To this you need to add newly arising brownfield and any not identified in NLUD.
The CPRE report states:
The figure identifies brownfield sites with existing planning permission as well as derelict and vacant land, but does not include sites with the potential for development or land that will shortly become brownfield. The 2014 Further Alterations to the London Plan, for example, states that brownfield ‘opportunity areas’ – which include land still in use and land yet to be designated as brownfield – could accommodate 300,000 new homes.
This is a mistake as their is a specific NLUD category for any other PD land with housing potential. In London in opportunity areas this will have been identified for many years. It is only brand new opportunities and opportunity areas that will have to be included.
The data that for 82 authorities 67ha of new brownfield land arose indicates that for 350 or so would be enough for around 157,000 houses over 15 years.
Ok so Professor Glenn Bramley recommends that we need around 300,000 units a year, so thats around 4 years supply, suggesting that over the next 15 years were we to meet OAN more than 2/3rds of housing would be on Greenfield sites, all else being equal.
Of course the CPRE report recommends we reintroduce brownfield first. But this only makes a difference on appeal. Any local plan can implement brownfield first if they have enough viable and suitable sites to do so. How many plans in England have enough such sites over a 15 year period (as opposed to over the first 5 years) I cant think of any.
The Planning Analysis shows that 90% of these sites are already in the planning system, so the potential to decrease Greenfield allocations is really low.
So lets hope the debate moves on to one of density and deliverability, and the unsustainability of the NPPF scattergun approach to appeal led housing in villages, rather than how much Brownfield land we have, a debate that only got going from lack of data. Lets hope the CPRE change their focus, that might not be what their activists want or what UKIP campaigns on but it is what the data shows. If the CPRE accepts that we have to build enough to meet need rather than be NIMBYs then if we build at current densities the evidence shows that simply building more brownfield will use up the stock of brownfield sites in few years so that, even with a new inflow of brownfield sites, the % of brownfield site would fall for 4-5 years then just dramatically shoot up. So it would be a phrric victory.

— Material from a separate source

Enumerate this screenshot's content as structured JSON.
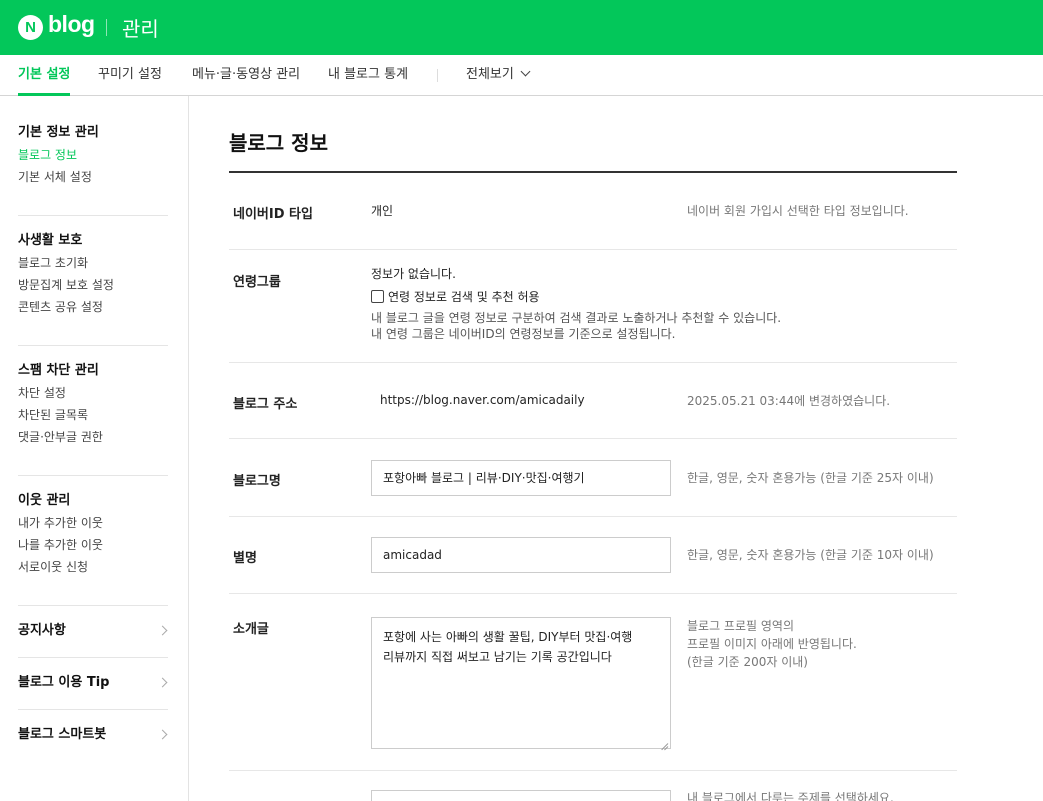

Ill do a mathematical model to illustrate the point in the next few days and post outputs with different policy assumptions.